= To do =
Using the data below, show every line where the word "accent" occurs.

(Data records)
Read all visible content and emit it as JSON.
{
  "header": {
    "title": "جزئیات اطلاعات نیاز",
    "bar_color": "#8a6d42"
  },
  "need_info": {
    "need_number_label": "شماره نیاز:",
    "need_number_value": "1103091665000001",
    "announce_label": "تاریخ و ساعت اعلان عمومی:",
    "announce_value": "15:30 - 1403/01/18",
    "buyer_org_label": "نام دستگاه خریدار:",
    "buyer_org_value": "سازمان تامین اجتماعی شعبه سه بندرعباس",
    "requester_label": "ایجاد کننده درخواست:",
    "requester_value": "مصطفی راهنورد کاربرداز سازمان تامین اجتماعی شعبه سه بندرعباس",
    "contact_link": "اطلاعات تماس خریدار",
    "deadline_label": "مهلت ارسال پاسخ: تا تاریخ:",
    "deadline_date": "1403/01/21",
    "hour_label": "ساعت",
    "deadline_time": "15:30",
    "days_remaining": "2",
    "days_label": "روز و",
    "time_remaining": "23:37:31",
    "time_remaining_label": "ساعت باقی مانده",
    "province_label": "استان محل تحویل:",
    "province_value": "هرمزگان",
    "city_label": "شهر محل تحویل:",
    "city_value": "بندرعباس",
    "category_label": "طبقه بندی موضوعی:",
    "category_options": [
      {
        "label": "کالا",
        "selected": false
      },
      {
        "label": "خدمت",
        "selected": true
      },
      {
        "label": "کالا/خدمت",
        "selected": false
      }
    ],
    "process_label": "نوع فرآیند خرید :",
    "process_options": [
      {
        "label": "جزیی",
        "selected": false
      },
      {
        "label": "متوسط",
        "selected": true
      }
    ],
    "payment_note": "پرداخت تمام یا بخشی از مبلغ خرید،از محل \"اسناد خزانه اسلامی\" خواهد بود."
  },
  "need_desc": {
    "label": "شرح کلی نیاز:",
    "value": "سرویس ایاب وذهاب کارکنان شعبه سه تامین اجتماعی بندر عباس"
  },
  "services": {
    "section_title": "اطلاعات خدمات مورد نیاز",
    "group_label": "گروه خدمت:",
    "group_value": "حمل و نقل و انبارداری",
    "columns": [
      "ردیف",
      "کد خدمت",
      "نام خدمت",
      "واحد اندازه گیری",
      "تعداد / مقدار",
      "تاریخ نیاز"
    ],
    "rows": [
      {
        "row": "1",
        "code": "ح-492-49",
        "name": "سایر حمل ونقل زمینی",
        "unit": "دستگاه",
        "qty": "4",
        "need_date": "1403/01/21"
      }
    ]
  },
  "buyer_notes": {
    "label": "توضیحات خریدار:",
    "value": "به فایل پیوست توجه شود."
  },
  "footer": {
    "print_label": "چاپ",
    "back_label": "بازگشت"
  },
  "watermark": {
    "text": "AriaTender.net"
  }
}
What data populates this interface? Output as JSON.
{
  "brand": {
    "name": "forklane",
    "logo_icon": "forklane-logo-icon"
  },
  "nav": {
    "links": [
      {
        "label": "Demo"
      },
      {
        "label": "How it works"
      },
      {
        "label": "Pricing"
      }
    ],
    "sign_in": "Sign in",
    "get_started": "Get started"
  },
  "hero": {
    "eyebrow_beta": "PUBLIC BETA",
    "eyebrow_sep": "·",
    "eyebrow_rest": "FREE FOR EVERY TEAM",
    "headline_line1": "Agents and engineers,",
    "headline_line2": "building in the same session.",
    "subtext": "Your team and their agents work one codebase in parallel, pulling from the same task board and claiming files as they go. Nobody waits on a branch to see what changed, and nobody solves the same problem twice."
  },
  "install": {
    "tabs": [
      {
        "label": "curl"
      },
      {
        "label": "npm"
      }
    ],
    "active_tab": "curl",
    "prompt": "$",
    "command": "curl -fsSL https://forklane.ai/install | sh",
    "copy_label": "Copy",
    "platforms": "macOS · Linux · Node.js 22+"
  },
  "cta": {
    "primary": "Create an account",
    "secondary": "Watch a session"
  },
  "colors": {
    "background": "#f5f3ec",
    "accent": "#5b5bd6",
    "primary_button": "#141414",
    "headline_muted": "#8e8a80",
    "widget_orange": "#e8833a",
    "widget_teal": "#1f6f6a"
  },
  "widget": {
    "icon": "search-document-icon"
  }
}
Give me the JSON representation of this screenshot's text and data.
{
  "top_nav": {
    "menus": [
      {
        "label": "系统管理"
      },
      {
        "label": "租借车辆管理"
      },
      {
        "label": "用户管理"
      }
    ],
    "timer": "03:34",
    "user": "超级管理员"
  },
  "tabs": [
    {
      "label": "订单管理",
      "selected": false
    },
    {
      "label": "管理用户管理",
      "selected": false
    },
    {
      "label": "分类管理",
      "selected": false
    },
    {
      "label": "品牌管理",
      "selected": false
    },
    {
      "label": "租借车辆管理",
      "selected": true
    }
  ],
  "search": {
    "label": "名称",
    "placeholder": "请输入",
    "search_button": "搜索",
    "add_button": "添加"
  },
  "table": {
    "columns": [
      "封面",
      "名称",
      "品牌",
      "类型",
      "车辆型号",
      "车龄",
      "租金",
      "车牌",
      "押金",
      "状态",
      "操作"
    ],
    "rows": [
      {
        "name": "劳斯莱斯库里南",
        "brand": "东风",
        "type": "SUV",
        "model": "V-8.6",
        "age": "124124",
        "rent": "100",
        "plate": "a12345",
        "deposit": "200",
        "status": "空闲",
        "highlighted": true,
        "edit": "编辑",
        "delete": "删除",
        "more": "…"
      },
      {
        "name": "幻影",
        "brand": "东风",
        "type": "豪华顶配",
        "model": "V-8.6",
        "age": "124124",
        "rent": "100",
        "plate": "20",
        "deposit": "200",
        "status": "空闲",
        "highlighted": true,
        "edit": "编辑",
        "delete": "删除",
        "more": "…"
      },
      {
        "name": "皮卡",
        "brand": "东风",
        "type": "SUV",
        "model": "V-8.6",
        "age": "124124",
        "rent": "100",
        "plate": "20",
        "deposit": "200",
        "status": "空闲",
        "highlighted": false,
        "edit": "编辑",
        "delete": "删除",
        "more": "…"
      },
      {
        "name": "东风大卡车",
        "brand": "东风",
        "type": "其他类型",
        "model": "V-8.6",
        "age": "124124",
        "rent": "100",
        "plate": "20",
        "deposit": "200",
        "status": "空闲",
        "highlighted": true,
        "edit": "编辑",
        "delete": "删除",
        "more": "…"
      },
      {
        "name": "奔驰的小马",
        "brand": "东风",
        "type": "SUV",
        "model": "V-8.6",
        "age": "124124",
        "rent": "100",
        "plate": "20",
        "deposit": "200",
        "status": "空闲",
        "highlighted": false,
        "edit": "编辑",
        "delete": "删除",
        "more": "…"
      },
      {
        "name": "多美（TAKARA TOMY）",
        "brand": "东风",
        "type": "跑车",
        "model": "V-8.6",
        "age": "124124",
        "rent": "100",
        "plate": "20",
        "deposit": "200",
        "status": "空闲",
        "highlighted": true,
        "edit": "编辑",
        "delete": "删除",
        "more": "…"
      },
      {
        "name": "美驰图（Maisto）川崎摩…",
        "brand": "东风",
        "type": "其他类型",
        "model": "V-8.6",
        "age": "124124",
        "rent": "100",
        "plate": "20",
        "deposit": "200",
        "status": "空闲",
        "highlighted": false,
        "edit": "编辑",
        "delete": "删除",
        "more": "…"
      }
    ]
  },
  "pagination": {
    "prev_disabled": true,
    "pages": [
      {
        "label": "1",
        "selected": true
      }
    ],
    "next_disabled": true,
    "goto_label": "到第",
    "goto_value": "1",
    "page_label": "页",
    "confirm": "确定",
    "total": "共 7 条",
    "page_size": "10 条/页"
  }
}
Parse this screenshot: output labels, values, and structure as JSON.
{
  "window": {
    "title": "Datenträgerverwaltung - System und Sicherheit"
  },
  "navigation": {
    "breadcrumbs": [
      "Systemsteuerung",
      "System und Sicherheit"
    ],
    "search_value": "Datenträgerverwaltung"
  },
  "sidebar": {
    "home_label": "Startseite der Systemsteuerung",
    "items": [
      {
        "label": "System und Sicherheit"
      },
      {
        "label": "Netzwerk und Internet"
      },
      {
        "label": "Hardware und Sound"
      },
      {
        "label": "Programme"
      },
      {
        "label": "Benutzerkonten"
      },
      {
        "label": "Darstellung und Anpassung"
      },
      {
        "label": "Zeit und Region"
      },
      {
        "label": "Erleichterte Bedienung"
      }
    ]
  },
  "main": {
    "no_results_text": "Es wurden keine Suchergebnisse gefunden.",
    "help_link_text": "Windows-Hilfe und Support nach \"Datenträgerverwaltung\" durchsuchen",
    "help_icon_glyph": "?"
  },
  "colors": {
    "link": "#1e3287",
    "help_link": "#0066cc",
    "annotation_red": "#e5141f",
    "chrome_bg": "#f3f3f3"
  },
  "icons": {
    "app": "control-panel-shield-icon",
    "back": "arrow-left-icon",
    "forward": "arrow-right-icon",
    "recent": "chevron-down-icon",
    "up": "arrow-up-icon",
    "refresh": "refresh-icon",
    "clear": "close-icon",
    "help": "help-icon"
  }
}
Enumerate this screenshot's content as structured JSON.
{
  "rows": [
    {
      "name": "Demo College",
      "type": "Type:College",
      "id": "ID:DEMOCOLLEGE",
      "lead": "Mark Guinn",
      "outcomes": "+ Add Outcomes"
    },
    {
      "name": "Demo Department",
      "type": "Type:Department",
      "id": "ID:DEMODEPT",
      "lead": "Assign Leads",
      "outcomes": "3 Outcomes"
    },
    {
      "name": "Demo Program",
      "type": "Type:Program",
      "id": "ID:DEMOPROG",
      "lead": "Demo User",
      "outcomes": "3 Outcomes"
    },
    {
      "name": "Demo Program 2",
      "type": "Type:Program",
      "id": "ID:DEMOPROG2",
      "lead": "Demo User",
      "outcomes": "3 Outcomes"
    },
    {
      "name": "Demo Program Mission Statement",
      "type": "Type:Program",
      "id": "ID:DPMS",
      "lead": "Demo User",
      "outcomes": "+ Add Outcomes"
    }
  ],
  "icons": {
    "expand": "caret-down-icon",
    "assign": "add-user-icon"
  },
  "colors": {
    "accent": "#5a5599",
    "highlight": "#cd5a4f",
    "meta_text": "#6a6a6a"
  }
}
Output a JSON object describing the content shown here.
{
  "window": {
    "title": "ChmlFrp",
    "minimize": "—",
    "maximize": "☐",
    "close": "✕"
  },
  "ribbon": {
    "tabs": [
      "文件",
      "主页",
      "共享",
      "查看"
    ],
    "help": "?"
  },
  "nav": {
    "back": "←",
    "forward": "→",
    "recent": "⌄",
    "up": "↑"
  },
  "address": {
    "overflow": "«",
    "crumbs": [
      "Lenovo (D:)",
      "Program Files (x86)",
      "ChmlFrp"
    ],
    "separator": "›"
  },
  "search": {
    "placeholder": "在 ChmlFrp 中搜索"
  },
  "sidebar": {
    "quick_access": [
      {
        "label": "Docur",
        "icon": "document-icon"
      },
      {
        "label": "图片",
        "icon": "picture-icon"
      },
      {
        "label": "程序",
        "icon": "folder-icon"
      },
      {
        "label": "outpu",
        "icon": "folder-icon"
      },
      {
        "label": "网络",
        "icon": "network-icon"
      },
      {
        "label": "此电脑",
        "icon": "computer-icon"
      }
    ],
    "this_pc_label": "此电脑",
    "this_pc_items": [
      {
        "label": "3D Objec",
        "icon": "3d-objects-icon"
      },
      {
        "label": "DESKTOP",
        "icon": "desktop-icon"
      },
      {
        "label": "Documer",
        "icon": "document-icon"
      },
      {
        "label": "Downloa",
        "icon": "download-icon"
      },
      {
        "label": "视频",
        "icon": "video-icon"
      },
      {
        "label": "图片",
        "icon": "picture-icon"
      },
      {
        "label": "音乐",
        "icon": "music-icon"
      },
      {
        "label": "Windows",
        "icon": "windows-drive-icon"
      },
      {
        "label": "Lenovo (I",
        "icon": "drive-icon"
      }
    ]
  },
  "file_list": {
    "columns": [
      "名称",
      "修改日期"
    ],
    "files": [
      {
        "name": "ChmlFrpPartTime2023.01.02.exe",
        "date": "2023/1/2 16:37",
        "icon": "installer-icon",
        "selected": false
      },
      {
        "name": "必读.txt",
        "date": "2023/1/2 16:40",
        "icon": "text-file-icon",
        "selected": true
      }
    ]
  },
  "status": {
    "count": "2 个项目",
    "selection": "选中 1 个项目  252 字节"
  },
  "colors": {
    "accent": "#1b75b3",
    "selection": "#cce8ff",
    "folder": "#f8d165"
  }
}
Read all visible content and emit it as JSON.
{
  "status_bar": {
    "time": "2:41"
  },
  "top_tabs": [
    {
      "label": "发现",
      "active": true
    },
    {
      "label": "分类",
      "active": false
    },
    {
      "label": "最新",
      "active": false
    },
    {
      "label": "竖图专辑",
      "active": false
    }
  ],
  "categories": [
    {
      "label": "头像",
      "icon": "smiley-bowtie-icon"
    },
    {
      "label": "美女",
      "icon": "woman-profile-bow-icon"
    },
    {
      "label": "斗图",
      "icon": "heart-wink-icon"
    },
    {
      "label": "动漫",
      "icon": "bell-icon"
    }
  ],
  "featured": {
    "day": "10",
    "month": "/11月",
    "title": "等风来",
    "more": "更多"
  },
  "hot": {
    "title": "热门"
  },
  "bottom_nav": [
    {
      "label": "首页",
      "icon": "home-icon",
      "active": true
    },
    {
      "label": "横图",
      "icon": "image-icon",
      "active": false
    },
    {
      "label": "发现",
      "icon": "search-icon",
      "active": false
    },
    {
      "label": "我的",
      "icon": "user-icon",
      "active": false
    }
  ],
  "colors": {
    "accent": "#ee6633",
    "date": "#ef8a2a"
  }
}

= Solution to this problem =
    "accent": "#5b5bd6",
    "accent": "#5a5599",
    "accent": "#1b75b3",
    "accent": "#ee6633",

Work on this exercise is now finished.